*What to produce*
In the records below, find each line that holds "name" and return it.

○ ○ ○

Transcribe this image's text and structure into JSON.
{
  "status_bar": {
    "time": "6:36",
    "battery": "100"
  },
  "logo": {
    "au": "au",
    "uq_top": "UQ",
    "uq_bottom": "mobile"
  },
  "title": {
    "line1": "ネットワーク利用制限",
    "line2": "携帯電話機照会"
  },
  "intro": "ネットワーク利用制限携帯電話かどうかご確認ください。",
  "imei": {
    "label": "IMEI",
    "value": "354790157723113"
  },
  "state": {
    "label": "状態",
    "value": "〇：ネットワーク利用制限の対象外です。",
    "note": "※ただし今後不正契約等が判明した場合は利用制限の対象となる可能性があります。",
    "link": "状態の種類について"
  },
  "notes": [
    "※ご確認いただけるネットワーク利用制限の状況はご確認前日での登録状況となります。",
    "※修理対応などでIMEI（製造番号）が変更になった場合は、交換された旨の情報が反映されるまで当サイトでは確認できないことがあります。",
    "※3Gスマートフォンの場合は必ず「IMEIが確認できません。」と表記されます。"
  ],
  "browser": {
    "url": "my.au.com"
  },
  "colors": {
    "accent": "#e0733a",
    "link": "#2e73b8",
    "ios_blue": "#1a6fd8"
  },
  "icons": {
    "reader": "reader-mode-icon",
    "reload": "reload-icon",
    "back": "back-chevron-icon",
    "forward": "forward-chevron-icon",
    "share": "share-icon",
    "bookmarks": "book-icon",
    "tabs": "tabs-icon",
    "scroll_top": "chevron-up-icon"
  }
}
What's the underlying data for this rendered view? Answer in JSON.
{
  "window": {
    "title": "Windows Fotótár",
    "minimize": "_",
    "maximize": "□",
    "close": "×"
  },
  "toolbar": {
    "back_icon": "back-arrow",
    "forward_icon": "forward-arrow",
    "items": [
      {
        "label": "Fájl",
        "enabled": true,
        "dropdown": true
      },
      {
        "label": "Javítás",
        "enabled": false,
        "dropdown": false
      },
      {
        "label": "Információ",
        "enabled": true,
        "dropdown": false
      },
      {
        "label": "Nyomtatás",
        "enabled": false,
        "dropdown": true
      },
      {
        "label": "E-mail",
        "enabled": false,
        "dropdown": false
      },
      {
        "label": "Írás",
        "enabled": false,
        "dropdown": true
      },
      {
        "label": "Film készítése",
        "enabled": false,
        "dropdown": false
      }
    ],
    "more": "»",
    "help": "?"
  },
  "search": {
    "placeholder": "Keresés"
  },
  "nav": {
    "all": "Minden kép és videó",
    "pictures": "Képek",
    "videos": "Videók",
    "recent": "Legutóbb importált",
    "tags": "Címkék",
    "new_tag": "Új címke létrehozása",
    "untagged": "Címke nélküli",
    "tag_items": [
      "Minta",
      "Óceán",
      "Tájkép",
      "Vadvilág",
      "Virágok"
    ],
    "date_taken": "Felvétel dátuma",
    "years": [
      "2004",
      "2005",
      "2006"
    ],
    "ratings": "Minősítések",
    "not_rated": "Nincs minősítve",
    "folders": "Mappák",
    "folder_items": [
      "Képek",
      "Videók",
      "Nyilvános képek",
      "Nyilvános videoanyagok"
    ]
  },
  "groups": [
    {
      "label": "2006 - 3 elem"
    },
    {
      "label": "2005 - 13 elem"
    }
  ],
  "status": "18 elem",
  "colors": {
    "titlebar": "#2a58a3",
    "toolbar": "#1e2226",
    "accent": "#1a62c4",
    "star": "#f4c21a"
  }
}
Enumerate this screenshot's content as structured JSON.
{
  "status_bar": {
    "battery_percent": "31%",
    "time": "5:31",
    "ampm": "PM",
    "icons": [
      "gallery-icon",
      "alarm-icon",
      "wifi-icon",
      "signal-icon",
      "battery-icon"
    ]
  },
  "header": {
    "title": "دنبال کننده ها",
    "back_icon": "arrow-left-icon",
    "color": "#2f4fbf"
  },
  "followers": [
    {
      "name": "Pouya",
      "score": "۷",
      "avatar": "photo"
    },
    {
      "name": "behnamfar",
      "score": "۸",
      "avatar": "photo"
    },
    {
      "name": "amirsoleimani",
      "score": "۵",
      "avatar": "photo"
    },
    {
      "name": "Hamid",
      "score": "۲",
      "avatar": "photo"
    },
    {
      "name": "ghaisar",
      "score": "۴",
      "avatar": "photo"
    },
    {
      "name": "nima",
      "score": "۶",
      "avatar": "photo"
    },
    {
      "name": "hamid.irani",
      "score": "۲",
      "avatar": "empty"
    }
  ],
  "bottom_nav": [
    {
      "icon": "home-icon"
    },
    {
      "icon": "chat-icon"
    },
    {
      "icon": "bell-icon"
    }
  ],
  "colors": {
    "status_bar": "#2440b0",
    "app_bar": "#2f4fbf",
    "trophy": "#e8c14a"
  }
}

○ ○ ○

*Answer space*
      "name": "Pouya",
      "name": "behnamfar",
      "name": "amirsoleimani",
      "name": "Hamid",
      "name": "ghaisar",
      "name": "nima",
      "name": "hamid.irani",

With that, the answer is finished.